Friend or Foe? Prevent House Guest from Stealing your Identity

Having a gathering with friends and family is usually a great time to catch up on life stories, what it shouldn’t end up is Identity Theft. For most of us, the last person we would suspect of stealing our identity is a family friend, roommate or worse, a family member.

Friendly Fraud is when the fraud committed against you is from someone known to you. Along with the disappointment of finding out a friend or family member may have opened credit cards in your name, you’ll need to consider filing a police report against that person for Identity Theft.

Here are some suggestions to be Proactive with your PII in your residence.

  1. Keep valuable documents like Medical Cards, Passports and legal documents you may need access to in a Fireproof Home Safe. Keep it hidden and away from snooping eyes. For Certificates including: Birth/Marriage/Death, Insurance Policies including Vehicle / Home and Social Security Cards, I recommend using a Safe Deposit Box and not keeping un-needed documents at your residence at all. In the event of a theft or disaster, you’ll be glad these documents were not in the home.
  2. Often house guest ask for your Wi-Fi access and just giving out your security passcode could leave you vulnerable to someone accessing your network. Most routers support dual SSIDs, so you can make up a funny SSID and password for them to use. After they leave, disable it until next time.
  3. Computer sharing is another concern. Allowing someone access to your computer could give them access to confidential information and websites of your Social media and financial institutions. I suggest, similar to your Router, set up a Guest Account, they have limited access and can’t make any computer changes or install software.

Here are some Reactive steps to take if you believe your Identity may have been stolen. If you start getting suspicious phone calls from companies verifying your address and asking odd questions and you start getting preapproved offers, more than before. Contact the National Credit Reporting Agencies and place a free Fraud Alert and order your free credit reports.

While reviewing your credit report look at your ‘personal information’, are there any addresses you don’t recognize? New phone numbers or variations of your name that weren’t there before?

Next look for Hard Inquiries, these are creditors reviewing your credit file. If you see any indications of some else using your identity, file an Identity Theft Report. List all activity found including any suspects. Listing them as a suspect doesn’t mean they are absolutely guilty, let law enforcement determine that.
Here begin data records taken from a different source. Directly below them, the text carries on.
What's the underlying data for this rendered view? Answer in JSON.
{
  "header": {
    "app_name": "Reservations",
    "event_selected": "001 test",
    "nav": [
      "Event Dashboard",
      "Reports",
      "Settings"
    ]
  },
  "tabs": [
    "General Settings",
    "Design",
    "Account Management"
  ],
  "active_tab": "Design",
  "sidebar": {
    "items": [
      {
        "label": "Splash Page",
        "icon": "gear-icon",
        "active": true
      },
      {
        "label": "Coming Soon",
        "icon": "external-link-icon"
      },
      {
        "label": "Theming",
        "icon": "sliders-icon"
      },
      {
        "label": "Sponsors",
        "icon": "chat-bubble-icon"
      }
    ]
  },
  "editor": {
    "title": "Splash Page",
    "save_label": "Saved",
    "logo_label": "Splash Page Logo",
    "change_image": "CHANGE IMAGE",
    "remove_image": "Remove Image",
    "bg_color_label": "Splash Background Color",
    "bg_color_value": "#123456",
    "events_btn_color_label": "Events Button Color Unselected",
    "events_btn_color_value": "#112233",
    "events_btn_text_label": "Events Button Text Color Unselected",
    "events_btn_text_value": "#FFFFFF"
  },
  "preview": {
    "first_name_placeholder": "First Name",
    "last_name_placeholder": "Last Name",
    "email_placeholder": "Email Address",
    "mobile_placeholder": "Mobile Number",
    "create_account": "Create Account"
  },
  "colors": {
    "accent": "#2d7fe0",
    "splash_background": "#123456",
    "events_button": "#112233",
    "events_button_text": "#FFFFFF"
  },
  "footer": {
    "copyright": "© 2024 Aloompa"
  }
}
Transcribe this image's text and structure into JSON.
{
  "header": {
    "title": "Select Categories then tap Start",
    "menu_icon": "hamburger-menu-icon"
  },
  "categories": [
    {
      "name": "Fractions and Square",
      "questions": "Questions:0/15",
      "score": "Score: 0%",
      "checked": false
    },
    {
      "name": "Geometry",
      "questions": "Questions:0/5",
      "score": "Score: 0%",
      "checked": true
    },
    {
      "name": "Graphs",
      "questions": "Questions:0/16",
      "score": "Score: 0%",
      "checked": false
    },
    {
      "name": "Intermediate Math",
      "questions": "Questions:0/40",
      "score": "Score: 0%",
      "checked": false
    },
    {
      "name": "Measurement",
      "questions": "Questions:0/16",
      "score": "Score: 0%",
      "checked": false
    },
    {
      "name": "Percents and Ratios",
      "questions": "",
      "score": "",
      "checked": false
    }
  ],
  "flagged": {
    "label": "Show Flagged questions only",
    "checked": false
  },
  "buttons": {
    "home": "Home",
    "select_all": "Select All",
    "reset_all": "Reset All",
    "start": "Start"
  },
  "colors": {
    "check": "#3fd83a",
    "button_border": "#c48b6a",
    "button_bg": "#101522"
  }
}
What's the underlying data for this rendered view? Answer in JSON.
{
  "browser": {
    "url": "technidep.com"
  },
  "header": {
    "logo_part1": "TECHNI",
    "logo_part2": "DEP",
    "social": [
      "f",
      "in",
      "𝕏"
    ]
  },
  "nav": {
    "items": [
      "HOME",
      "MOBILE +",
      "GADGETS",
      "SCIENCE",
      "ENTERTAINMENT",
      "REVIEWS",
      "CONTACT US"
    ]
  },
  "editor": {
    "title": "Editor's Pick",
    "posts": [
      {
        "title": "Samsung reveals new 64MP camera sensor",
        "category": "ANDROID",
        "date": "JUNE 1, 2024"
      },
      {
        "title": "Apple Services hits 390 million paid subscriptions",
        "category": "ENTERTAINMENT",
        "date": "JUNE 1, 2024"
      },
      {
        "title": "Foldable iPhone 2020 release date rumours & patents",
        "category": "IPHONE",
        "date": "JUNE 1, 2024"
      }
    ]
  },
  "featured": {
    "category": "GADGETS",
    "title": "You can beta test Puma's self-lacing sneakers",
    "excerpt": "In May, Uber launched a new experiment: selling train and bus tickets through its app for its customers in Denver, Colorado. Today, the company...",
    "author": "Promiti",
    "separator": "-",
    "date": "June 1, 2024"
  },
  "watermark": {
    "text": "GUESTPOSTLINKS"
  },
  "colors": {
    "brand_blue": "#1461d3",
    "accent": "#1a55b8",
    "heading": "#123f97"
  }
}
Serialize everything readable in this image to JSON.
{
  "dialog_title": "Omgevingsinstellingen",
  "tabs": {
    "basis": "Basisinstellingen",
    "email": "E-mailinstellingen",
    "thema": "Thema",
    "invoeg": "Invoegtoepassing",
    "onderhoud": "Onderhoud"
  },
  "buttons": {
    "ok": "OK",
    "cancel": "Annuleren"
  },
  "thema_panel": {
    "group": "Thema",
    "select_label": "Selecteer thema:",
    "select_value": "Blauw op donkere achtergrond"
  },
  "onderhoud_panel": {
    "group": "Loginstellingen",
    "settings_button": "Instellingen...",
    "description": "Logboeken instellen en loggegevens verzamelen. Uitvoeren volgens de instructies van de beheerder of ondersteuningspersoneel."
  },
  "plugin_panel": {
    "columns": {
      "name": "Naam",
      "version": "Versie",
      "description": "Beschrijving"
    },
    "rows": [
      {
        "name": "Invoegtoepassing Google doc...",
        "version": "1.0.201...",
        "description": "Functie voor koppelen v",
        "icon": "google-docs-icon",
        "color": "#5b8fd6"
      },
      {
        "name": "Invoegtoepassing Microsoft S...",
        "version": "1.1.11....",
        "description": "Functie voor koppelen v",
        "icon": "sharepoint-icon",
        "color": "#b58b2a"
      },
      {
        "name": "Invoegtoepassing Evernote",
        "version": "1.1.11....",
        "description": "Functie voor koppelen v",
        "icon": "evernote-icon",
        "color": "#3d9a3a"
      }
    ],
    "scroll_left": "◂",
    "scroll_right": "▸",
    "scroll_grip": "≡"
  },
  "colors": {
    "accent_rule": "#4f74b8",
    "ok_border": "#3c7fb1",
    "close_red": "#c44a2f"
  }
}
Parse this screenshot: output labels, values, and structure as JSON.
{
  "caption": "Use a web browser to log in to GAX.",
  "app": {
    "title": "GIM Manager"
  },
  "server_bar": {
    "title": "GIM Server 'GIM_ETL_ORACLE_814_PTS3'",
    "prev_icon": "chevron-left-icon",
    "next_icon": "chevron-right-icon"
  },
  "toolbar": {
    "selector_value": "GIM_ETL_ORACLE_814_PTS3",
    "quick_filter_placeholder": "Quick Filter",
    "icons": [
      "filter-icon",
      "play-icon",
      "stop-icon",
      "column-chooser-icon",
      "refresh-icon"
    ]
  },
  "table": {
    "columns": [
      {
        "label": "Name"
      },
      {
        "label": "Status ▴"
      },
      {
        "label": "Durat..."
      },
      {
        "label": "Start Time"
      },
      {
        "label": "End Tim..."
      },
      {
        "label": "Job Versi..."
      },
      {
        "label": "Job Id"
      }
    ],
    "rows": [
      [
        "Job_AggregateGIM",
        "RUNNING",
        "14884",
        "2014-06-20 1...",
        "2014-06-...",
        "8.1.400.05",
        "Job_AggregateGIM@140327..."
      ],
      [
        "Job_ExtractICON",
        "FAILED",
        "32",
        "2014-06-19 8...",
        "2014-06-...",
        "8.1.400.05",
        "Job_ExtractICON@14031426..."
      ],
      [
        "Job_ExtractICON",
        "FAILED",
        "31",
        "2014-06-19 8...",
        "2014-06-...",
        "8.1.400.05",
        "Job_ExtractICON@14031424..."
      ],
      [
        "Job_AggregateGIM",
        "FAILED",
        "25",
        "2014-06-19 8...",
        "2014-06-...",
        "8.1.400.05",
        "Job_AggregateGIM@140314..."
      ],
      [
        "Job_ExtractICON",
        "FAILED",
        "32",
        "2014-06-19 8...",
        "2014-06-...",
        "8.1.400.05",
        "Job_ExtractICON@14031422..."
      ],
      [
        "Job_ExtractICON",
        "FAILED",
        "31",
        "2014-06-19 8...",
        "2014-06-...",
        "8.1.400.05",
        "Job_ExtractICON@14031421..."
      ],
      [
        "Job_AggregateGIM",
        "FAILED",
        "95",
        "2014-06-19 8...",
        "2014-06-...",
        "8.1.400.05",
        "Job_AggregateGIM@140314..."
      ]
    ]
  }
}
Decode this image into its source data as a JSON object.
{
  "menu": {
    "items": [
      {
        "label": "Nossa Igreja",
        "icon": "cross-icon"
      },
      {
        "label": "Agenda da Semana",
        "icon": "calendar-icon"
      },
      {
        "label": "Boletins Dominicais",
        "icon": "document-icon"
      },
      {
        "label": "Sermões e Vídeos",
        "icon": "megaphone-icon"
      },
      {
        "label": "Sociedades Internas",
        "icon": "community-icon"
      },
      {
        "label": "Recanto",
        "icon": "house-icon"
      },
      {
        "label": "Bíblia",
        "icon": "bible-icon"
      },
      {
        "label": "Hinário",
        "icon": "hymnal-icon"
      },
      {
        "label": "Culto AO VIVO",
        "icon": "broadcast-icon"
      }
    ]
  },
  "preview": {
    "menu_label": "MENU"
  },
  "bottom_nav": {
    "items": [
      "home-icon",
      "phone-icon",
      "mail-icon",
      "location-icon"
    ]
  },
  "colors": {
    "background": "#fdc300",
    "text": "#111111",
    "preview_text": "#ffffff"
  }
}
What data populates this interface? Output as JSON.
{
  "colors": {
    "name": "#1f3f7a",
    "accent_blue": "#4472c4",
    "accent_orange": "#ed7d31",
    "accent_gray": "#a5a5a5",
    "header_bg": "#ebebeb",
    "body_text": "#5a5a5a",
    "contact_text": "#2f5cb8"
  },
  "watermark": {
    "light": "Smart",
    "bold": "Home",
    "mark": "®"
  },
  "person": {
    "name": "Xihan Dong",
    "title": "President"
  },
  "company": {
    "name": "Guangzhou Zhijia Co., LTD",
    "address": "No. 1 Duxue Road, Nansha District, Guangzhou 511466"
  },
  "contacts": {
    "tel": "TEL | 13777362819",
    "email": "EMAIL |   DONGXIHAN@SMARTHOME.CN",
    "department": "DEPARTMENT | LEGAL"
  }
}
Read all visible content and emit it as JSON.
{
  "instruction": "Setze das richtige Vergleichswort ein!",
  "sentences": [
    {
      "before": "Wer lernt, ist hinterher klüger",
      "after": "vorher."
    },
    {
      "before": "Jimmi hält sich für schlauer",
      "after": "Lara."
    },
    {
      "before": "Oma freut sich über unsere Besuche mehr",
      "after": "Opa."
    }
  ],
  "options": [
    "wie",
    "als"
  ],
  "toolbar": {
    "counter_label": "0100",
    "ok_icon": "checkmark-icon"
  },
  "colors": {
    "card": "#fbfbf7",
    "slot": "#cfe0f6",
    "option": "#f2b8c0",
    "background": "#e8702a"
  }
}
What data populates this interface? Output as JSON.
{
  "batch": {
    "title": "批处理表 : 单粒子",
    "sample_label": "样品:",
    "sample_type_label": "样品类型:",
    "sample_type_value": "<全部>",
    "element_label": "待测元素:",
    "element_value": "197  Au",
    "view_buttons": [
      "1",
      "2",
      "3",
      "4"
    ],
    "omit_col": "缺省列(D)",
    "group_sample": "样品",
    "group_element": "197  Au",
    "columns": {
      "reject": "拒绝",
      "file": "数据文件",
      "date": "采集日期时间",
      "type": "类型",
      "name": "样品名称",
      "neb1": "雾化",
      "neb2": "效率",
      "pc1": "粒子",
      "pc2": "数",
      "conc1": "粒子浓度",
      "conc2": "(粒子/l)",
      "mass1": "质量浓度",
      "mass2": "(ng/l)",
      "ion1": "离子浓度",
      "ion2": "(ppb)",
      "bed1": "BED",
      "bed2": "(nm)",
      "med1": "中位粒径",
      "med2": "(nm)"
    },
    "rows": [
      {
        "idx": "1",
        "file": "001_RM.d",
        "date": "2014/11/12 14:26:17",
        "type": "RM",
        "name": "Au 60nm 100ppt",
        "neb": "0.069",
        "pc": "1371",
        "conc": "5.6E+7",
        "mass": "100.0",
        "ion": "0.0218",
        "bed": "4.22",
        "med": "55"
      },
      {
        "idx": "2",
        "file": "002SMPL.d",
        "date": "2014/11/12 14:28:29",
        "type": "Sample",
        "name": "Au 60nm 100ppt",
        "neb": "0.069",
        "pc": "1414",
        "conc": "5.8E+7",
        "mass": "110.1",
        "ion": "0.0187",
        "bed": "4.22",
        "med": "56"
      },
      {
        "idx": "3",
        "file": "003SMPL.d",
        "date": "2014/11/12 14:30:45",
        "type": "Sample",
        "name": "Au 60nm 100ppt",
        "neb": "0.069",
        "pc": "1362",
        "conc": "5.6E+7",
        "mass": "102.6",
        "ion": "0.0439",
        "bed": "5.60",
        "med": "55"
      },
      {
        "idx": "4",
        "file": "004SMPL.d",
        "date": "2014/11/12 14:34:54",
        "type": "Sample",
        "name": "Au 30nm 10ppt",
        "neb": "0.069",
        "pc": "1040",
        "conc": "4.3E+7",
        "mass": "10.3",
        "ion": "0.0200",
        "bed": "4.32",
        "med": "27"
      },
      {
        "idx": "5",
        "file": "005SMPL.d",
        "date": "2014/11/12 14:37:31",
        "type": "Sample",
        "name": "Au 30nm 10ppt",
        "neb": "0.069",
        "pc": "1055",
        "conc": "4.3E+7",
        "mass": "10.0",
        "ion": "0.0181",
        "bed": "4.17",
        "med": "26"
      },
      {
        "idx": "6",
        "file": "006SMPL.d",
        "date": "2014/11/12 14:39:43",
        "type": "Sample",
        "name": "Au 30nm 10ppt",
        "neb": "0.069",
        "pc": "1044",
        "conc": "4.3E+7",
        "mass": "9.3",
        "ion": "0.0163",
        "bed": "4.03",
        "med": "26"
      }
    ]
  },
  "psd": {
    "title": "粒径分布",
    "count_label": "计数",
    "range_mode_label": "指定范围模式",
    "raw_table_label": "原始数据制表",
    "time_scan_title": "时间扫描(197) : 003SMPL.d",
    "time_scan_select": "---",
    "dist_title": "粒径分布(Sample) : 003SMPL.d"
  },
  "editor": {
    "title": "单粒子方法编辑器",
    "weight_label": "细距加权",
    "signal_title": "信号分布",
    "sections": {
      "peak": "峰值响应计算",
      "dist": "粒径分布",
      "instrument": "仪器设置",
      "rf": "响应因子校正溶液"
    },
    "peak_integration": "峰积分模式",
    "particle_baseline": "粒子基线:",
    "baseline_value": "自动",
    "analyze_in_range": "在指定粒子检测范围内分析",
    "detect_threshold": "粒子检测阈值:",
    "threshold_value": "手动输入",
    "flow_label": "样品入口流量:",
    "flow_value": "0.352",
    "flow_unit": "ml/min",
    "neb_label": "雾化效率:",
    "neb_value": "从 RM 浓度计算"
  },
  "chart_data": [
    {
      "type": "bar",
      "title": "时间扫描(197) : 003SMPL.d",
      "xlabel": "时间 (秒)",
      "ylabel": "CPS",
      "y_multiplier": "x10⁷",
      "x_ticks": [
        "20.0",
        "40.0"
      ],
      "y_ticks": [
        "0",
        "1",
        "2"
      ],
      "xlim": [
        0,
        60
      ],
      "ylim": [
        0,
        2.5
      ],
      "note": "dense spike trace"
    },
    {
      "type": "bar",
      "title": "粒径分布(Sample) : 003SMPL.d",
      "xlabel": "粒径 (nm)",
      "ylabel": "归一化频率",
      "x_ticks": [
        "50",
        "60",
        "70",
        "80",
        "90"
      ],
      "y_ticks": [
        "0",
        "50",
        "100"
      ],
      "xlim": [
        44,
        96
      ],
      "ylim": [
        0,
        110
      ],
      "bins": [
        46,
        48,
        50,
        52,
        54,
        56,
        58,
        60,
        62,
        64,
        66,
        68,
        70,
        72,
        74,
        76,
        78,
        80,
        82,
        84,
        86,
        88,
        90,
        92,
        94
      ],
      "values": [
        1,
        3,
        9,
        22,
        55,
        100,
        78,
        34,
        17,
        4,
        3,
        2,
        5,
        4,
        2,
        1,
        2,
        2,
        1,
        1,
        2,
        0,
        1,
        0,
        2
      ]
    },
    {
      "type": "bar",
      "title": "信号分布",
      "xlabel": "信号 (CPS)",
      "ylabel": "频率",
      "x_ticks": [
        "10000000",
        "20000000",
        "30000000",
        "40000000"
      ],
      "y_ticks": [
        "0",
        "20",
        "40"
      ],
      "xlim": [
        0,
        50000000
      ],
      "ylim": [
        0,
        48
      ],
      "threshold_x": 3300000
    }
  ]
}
I would suggest also checking your public records with LexisNexis Personal Reports and Clarity Services who are often used by payday loan lenders.

Mark Fullbright
Mark is an ICFE CITRMS® Certified Identity Theft Advocate. His experience includes over 20 years in Financial Crimes, with his specialty (and his favorite) being his dedication to helping the victims of Identity Theft.